WORK REQUEST » For the word "Villa", return each line of the data in which it occurs.

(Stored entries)
Start of Block

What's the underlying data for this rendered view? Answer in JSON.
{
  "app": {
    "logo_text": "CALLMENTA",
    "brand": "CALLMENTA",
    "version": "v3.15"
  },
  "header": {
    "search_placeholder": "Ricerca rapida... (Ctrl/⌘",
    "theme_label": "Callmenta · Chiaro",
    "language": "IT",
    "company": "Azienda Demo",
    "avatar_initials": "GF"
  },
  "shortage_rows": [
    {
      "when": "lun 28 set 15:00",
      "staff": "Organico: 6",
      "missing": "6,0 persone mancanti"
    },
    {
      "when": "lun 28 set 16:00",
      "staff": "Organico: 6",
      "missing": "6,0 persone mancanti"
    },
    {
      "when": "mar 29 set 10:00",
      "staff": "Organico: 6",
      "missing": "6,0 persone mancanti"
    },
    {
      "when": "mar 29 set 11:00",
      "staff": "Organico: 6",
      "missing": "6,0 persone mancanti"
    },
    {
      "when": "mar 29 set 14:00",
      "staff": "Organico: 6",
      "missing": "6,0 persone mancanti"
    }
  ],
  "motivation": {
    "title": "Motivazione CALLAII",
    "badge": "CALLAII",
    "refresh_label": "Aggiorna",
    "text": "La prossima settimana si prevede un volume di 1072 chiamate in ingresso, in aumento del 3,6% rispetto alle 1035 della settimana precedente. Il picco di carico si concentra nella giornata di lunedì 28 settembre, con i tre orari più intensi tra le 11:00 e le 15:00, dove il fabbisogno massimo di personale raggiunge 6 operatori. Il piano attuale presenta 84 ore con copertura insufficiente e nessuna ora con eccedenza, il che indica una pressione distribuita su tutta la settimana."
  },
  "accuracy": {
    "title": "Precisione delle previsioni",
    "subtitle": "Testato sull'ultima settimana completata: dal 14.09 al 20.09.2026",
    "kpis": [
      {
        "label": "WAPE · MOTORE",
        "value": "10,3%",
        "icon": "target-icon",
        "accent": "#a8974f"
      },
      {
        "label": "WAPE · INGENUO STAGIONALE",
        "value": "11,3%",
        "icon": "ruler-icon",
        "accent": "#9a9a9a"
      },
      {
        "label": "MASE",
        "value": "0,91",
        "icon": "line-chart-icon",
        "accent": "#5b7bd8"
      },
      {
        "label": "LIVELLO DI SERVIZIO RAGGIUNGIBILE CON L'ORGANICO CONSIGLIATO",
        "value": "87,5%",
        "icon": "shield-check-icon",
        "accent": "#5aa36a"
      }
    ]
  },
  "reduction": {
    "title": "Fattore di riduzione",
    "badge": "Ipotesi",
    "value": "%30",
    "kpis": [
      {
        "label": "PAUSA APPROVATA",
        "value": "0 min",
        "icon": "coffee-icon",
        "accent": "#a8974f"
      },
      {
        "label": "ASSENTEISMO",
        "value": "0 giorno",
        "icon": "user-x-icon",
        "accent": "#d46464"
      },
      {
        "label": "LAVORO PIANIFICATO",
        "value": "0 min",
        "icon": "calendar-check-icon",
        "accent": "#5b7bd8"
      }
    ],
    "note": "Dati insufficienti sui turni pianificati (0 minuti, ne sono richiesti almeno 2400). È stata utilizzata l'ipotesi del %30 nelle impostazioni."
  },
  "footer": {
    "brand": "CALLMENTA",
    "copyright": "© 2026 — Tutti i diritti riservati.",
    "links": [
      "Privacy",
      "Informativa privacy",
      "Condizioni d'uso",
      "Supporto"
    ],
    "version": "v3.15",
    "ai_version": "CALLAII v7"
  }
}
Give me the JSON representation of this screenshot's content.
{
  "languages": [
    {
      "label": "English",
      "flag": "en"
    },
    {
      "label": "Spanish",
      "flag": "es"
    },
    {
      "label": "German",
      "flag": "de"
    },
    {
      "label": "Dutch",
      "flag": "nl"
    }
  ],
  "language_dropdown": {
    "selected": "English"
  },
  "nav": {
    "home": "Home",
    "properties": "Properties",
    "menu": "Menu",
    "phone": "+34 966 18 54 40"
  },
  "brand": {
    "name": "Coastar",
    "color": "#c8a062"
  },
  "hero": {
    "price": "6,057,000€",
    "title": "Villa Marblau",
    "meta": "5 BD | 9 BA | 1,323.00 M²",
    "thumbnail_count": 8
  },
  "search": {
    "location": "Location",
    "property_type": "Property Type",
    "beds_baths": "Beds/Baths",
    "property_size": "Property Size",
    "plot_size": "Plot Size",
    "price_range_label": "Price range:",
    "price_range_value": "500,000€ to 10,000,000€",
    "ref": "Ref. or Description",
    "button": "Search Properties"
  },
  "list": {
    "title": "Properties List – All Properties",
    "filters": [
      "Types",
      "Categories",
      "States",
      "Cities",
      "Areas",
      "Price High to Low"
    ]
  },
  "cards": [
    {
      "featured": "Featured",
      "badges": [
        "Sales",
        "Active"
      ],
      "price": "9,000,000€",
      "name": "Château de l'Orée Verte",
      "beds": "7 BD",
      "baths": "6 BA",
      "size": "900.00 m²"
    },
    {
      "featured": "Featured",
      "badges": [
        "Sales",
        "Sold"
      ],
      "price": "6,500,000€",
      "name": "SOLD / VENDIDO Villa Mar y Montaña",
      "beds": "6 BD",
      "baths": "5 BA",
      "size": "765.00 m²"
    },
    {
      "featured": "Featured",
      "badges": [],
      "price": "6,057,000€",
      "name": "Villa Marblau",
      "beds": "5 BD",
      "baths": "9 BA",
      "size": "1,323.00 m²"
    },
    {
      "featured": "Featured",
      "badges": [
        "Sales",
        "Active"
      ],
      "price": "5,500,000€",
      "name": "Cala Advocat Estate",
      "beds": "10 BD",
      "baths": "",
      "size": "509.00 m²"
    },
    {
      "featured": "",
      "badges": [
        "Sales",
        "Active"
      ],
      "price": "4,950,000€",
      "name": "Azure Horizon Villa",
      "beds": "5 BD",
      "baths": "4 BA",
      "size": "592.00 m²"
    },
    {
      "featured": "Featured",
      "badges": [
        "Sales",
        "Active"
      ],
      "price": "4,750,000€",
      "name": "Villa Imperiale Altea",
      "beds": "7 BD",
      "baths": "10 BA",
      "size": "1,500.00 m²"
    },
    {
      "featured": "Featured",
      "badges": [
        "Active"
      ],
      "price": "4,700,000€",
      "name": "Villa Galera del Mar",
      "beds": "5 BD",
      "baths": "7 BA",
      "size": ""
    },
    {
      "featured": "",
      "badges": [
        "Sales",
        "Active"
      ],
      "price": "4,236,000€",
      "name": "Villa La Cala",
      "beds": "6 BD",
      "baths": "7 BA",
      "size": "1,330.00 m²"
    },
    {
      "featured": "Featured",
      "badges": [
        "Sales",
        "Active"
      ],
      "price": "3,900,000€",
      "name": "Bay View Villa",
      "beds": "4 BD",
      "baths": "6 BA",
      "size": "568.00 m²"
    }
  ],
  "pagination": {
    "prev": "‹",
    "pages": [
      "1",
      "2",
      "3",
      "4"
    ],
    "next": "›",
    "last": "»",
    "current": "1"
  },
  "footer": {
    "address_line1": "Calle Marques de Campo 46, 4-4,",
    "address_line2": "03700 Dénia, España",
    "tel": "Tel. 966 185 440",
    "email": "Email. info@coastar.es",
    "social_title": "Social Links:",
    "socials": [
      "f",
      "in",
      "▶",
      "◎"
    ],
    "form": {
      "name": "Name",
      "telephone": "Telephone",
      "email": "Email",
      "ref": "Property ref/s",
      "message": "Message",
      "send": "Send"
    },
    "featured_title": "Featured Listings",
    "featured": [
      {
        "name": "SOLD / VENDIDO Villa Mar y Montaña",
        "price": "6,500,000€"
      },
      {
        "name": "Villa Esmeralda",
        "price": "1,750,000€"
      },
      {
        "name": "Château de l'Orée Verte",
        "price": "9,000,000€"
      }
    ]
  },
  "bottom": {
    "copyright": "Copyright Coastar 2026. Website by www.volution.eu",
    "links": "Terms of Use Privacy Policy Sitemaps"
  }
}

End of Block

OUTPUT OF THE EXERCISE »
    "title": "Villa Marblau",
      "name": "SOLD / VENDIDO Villa Mar y Montaña",
      "name": "Villa Marblau",
      "name": "Azure Horizon Villa",
      "name": "Villa Imperiale Altea",
      "name": "Villa Galera del Mar",
      "name": "Villa La Cala",
      "name": "Bay View Villa",
        "name": "SOLD / VENDIDO Villa Mar y Montaña",
        "name": "Villa Esmeralda",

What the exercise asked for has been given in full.